= Action item =
Leave out all pictures while repeating the records exactly and completely.

= Data records for software interfaces =

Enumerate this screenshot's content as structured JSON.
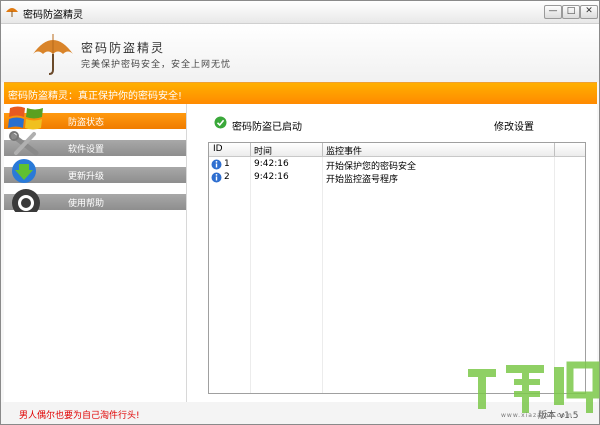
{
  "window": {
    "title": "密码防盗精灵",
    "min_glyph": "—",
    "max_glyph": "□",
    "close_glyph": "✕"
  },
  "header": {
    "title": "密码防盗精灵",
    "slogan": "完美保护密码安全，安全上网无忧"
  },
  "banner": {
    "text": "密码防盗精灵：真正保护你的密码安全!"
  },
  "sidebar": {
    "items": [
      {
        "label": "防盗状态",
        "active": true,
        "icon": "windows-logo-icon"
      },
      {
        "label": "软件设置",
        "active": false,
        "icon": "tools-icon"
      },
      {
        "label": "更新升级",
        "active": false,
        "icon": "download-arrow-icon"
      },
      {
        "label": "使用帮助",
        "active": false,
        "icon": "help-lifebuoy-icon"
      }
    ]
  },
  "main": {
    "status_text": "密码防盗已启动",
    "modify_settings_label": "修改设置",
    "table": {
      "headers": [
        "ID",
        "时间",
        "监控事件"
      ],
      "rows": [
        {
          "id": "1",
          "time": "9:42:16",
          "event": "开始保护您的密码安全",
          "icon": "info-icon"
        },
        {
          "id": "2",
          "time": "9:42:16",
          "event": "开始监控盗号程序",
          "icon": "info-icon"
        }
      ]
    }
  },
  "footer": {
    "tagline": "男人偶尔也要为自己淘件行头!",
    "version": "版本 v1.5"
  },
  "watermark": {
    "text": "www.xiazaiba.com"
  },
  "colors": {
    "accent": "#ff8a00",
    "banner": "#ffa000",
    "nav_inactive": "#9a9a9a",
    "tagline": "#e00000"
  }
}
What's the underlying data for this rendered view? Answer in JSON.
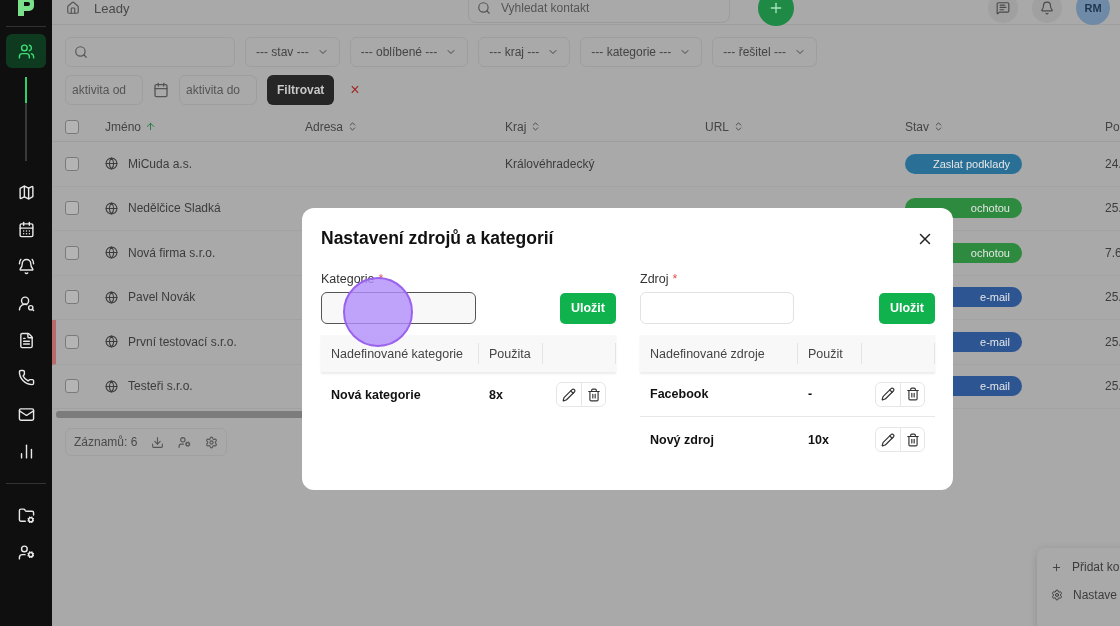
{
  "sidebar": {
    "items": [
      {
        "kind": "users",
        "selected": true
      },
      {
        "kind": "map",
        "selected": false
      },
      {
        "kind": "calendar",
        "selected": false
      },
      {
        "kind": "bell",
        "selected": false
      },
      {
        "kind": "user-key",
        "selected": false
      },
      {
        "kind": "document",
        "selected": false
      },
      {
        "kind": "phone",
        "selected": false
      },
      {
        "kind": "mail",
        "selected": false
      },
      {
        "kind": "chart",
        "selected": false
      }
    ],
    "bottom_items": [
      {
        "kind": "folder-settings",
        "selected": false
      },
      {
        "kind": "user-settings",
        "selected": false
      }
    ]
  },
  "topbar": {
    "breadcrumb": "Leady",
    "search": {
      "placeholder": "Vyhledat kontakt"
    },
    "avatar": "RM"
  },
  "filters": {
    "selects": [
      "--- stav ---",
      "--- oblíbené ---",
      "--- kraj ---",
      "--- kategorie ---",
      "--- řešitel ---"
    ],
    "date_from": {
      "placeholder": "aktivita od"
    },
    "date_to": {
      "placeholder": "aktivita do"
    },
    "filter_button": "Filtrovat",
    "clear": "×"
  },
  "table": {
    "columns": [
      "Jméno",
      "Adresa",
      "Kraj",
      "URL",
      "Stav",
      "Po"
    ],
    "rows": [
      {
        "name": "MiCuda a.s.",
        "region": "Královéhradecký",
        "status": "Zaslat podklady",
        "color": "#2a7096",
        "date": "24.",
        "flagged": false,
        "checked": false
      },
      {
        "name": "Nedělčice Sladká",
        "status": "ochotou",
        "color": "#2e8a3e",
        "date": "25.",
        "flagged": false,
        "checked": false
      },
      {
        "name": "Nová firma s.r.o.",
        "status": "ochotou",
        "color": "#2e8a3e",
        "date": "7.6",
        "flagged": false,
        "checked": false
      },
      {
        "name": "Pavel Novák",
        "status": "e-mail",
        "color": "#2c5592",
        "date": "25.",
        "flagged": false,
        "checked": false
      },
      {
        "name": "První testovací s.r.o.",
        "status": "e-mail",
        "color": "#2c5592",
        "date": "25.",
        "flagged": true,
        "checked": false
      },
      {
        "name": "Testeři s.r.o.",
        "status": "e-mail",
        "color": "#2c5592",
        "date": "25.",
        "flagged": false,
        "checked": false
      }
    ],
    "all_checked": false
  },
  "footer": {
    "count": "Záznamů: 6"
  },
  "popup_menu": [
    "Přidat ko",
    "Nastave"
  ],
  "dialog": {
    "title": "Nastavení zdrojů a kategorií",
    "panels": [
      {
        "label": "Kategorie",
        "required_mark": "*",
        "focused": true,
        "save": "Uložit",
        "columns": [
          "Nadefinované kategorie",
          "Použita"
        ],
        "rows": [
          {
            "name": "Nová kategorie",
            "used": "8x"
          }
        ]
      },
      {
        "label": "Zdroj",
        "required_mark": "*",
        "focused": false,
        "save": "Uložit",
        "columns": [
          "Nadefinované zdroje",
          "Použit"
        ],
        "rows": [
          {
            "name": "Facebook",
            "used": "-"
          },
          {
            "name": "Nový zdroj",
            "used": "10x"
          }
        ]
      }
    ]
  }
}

= Exercise result =
Enumerate this screenshot's content as structured JSON.
{
  "window": {
    "title": "密码防盗精灵",
    "min_glyph": "—",
    "max_glyph": "□",
    "close_glyph": "✕"
  },
  "header": {
    "title": "密码防盗精灵",
    "slogan": "完美保护密码安全，安全上网无忧"
  },
  "banner": {
    "text": "密码防盗精灵：真正保护你的密码安全!"
  },
  "sidebar": {
    "items": [
      {
        "label": "防盗状态",
        "active": true,
        "icon": "windows-logo-icon"
      },
      {
        "label": "软件设置",
        "active": false,
        "icon": "tools-icon"
      },
      {
        "label": "更新升级",
        "active": false,
        "icon": "download-arrow-icon"
      },
      {
        "label": "使用帮助",
        "active": false,
        "icon": "help-lifebuoy-icon"
      }
    ]
  },
  "main": {
    "status_text": "密码防盗已启动",
    "modify_settings_label": "修改设置",
    "table": {
      "headers": [
        "ID",
        "时间",
        "监控事件"
      ],
      "rows": [
        {
          "id": "1",
          "time": "9:42:16",
          "event": "开始保护您的密码安全",
          "icon": "info-icon"
        },
        {
          "id": "2",
          "time": "9:42:16",
          "event": "开始监控盗号程序",
          "icon": "info-icon"
        }
      ]
    }
  },
  "footer": {
    "tagline": "男人偶尔也要为自己淘件行头!",
    "version": "版本 v1.5"
  },
  "watermark": {
    "text": "www.xiazaiba.com"
  },
  "colors": {
    "accent": "#ff8a00",
    "banner": "#ffa000",
    "nav_inactive": "#9a9a9a",
    "tagline": "#e00000"
  }
}
What's the underlying data for this rendered view? Answer in JSON.
{
  "sidebar": {
    "items": [
      {
        "kind": "users",
        "selected": true
      },
      {
        "kind": "map",
        "selected": false
      },
      {
        "kind": "calendar",
        "selected": false
      },
      {
        "kind": "bell",
        "selected": false
      },
      {
        "kind": "user-key",
        "selected": false
      },
      {
        "kind": "document",
        "selected": false
      },
      {
        "kind": "phone",
        "selected": false
      },
      {
        "kind": "mail",
        "selected": false
      },
      {
        "kind": "chart",
        "selected": false
      }
    ],
    "bottom_items": [
      {
        "kind": "folder-settings",
        "selected": false
      },
      {
        "kind": "user-settings",
        "selected": false
      }
    ]
  },
  "topbar": {
    "breadcrumb": "Leady",
    "search": {
      "placeholder": "Vyhledat kontakt"
    },
    "avatar": "RM"
  },
  "filters": {
    "selects": [
      "--- stav ---",
      "--- oblíbené ---",
      "--- kraj ---",
      "--- kategorie ---",
      "--- řešitel ---"
    ],
    "date_from": {
      "placeholder": "aktivita od"
    },
    "date_to": {
      "placeholder": "aktivita do"
    },
    "filter_button": "Filtrovat",
    "clear": "×"
  },
  "table": {
    "columns": [
      "Jméno",
      "Adresa",
      "Kraj",
      "URL",
      "Stav",
      "Po"
    ],
    "rows": [
      {
        "name": "MiCuda a.s.",
        "region": "Královéhradecký",
        "status": "Zaslat podklady",
        "color": "#2a7096",
        "date": "24.",
        "flagged": false,
        "checked": false
      },
      {
        "name": "Nedělčice Sladká",
        "status": "ochotou",
        "color": "#2e8a3e",
        "date": "25.",
        "flagged": false,
        "checked": false
      },
      {
        "name": "Nová firma s.r.o.",
        "status": "ochotou",
        "color": "#2e8a3e",
        "date": "7.6",
        "flagged": false,
        "checked": false
      },
      {
        "name": "Pavel Novák",
        "status": "e-mail",
        "color": "#2c5592",
        "date": "25.",
        "flagged": false,
        "checked": false
      },
      {
        "name": "První testovací s.r.o.",
        "status": "e-mail",
        "color": "#2c5592",
        "date": "25.",
        "flagged": true,
        "checked": false
      },
      {
        "name": "Testeři s.r.o.",
        "status": "e-mail",
        "color": "#2c5592",
        "date": "25.",
        "flagged": false,
        "checked": false
      }
    ],
    "all_checked": false
  },
  "footer": {
    "count": "Záznamů: 6"
  },
  "popup_menu": [
    "Přidat ko",
    "Nastave"
  ],
  "dialog": {
    "title": "Nastavení zdrojů a kategorií",
    "panels": [
      {
        "label": "Kategorie",
        "required_mark": "*",
        "focused": true,
        "save": "Uložit",
        "columns": [
          "Nadefinované kategorie",
          "Použita"
        ],
        "rows": [
          {
            "name": "Nová kategorie",
            "used": "8x"
          }
        ]
      },
      {
        "label": "Zdroj",
        "required_mark": "*",
        "focused": false,
        "save": "Uložit",
        "columns": [
          "Nadefinované zdroje",
          "Použit"
        ],
        "rows": [
          {
            "name": "Facebook",
            "used": "-"
          },
          {
            "name": "Nový zdroj",
            "used": "10x"
          }
        ]
      }
    ]
  }
}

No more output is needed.